Any shooter who takes shooting even a little seriously needs a ballistic chronograph, or if you prefer, a shooting chronograph. Why? The bullet should always leave the barrels at the same and ideal speed if you frequently want to hit the target.
This indicates that measuring the projectile’s speed and adjusting the weapon’s settings under the measurement results is essential.
The LabRadar’s Doppler Technology
What LabRadar is not first. At military ranges, LabRadar Chronograph is different from commercial Doppler radar in that it cannot capture bullet velocity or XYZ coordinates at great distances. The FCC regulates products supplied to the civilian market, which limits broadcasts and, in turn, the sensitivity and radius of any radar we citizens are permitted to acquire. Radars that were FCC-legal and could measure the speed of a baseball pitch, tennis, or golf ball weren’t solid or sensitive enough to be used for shooting. Thanks to some fantastic innovation by Infinition Inc. of Trois-Rivieres, Quebec, Canada, that has finally changed.
First civilian Doppler radar
LabRadar is the first civilian Doppler radar that complies with FCC regulations and is “cheap” and sensitive enough to record bullet velocity. Since 1996, Infinition has led the field of commercial radar installations using Doppler technology.
LabRadar does not measure velocities by measuring the time it takes a bullet to travel between start/stop sensors spaced at a set distance, unlike electromagnetic systems. Instead, it establishes the moment a shot was fired using an acoustic microphone and then uses Doppler returns reflected off the bullet’s base to extrapolate the velocity back to the muzzle. Since the radar continuously pulses, reflections for each shot start at random distances of 15 to 25 yards whenever the bullet enters the Doppler beam from the side.
Depending on the velocity, returns may be spaced from a foot to a yard. Compared to returns from tiny bore projectiles (with smaller bases), LabRadar can detect reflections from larger-based missiles at distances of up to 100 yards.
This distinguishes this technology from all others in a significant way. With LabRadar Chronograph, many readings are analyzed via complex technology to “predict” the muzzle velocity, in contrast to technologies where you may be sure that the observed rate is close to the mid-point between the sensors.
Through two squares of metal window screen, you would fire. In a large, unsightly box made of sheet metal, analog circuits would illuminate a grid of light bulbs, and a printed sheet attached inside the lid would allow you to calculate the velocity.
We all got trapped with the term “Chronograph” because it was only a way to measure time, and the “Screens” on modern chronographs are just squares of metal window screens. The data it offered was hardly any better than useless. It missed shots and interfered with the bullet’s course to the target by shooting through the screens.
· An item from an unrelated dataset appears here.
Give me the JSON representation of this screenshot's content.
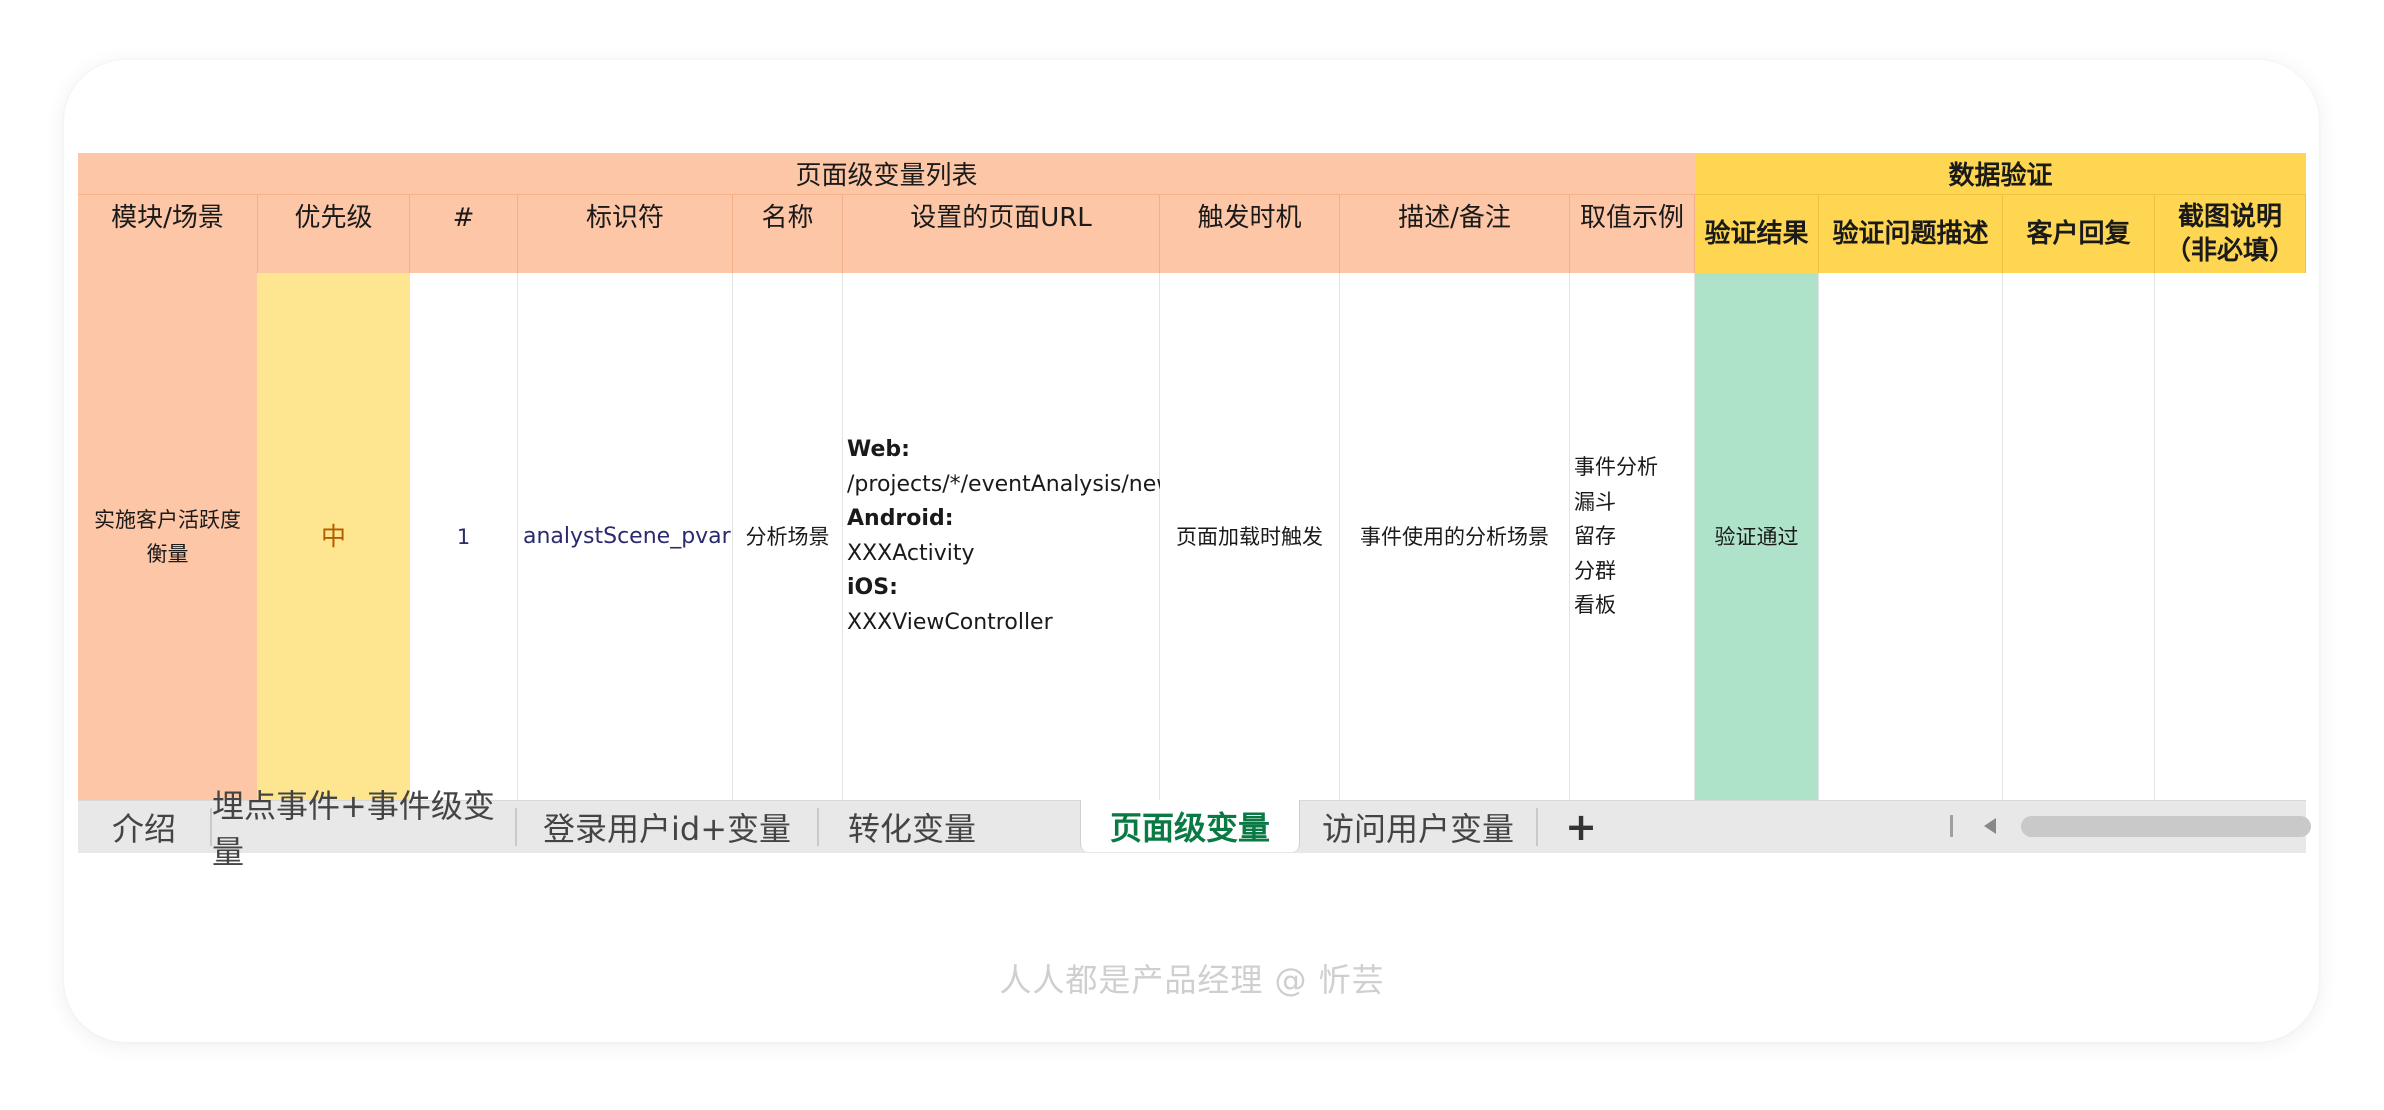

Similar to other chronograph technologies, LabRadar has drawbacks and restrictions. If not mounted on a reliable tripod or set up correctly, it may still miss photos and be impacted by ground clutter, placement, etc. I rapidly figured out how to record accurate muzzle velocities for every endeavor. It is a beautiful addition to our arsenal of range equipment because of its superior technology and potential. I’m still getting used to all of its functions, but after just six sessions, I’ve gone from a skeptic to a devotee, and I plan to keep my LabRadar.